An exciting project to restore the stunning Penicuik House in Midlothian has entered its fifth year.
Built in 1761, the Category A listed building has survived as a ruin since it was destroyed by a major fire in 1888. Under the £3.3 million project, the building will be restored to its former glory and made available for the public to enjoy.
The project is being carried out by the Penicuik House Preservation Trust, in partnership with the Scottish Lime Centre Trust. Funding has been provided by a wide range of sources, including: the Heritage Lottery Fund, Historic Scotland, The Architectural Heritage Fund, Scottish Natural Heritage and LEADER European funding.
Main contractor for the project is Graeme Brown Stonemasonry Ltd and the architect is Simpson and Brown Architects.
Consolidation work includes masonry repairs, stone replacement, lime pointing work and wall head capping with a mixture of turf and lead toppings. Interestingly some remains of the interior finishes survived the ruin, including small patches of traditional lath and plaster and some sash and case window frames. Where possible, these will be conserved.
Additional works include improvements to the path network of the Penicuik Estate and the creation of a new car park for visitors that features direct access for disabled badge holders. In addition, a new training centre was created within the ruin for the delivery of traditional skills training and the educational programme.
Work has been carried out in phases and began with the creation of the training centre. As most of the work involves stone consolidation using traditional lime, the site is closed during the winter months because lime mortars cannot be used below certain temperatures.
One of the most important aspects of the project is the training element, which has been designed to encourage traditional building skills. The project has encouraged stonemasonry apprenticeships and adult trainee opportunities, both of which have served to increase the pool of available skills and create opportunities for employment.
The Scottish Lime Centre Trust has provided the training and education element of the project and their expertise in traditional building repair, particularly with regards to stone and traditional mortars, has proved invaluable to the project.
The training and education programme has enabled prearranged visits to the ruin for a wide range of stakeholders – including primary schools and community groups – and over 600 people each year will have the opportunity to take part in the training activities on site.
Penicuik House sits within an important and early example of a designed landscape and features a range of follies, bridges and other historically important structures. It is therefore hoped that the project may continue with a second stage that will undertake repair work for these structures.
Although the Clerk family (who built Penicuik House) gave the ruin over to the ownership of the Penicuik House Preservation Trust, the family continue to live on the estate and have been extremely supportive throughout the project.
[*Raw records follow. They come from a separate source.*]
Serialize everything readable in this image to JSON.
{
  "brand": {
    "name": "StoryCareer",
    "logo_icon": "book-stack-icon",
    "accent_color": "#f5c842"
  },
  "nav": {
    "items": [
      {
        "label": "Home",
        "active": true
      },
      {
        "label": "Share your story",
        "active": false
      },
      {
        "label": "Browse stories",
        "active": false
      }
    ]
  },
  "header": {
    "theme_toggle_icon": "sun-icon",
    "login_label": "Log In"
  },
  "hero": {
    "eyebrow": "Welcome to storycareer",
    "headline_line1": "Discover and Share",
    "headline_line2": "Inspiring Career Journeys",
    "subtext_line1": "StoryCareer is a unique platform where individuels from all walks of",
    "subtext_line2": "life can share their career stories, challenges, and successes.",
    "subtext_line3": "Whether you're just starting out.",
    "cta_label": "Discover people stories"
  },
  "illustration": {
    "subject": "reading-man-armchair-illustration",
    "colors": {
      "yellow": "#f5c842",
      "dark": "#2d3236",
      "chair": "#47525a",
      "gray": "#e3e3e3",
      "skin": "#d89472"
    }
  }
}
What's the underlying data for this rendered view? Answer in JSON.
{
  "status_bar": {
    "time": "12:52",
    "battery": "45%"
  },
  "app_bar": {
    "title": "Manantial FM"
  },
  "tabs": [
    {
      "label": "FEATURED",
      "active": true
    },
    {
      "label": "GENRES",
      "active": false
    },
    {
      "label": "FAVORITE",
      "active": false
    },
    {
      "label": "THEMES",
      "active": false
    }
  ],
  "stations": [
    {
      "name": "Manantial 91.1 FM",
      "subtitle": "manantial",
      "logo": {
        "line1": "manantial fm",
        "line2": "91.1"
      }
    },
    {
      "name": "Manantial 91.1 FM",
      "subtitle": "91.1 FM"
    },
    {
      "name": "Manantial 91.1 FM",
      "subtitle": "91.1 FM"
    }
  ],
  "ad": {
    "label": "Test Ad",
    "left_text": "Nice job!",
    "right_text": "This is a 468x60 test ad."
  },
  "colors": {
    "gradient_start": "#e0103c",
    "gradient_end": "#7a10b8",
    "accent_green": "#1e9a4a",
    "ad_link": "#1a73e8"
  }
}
Indeed, the family committed an endowment of £2.5 million to the project, the interest of which will be used to fund the consolidation works. Once this is completed, it will be used for future repair and maintenance works as required.
The Penicuik House project is scheduled for completion in 2013.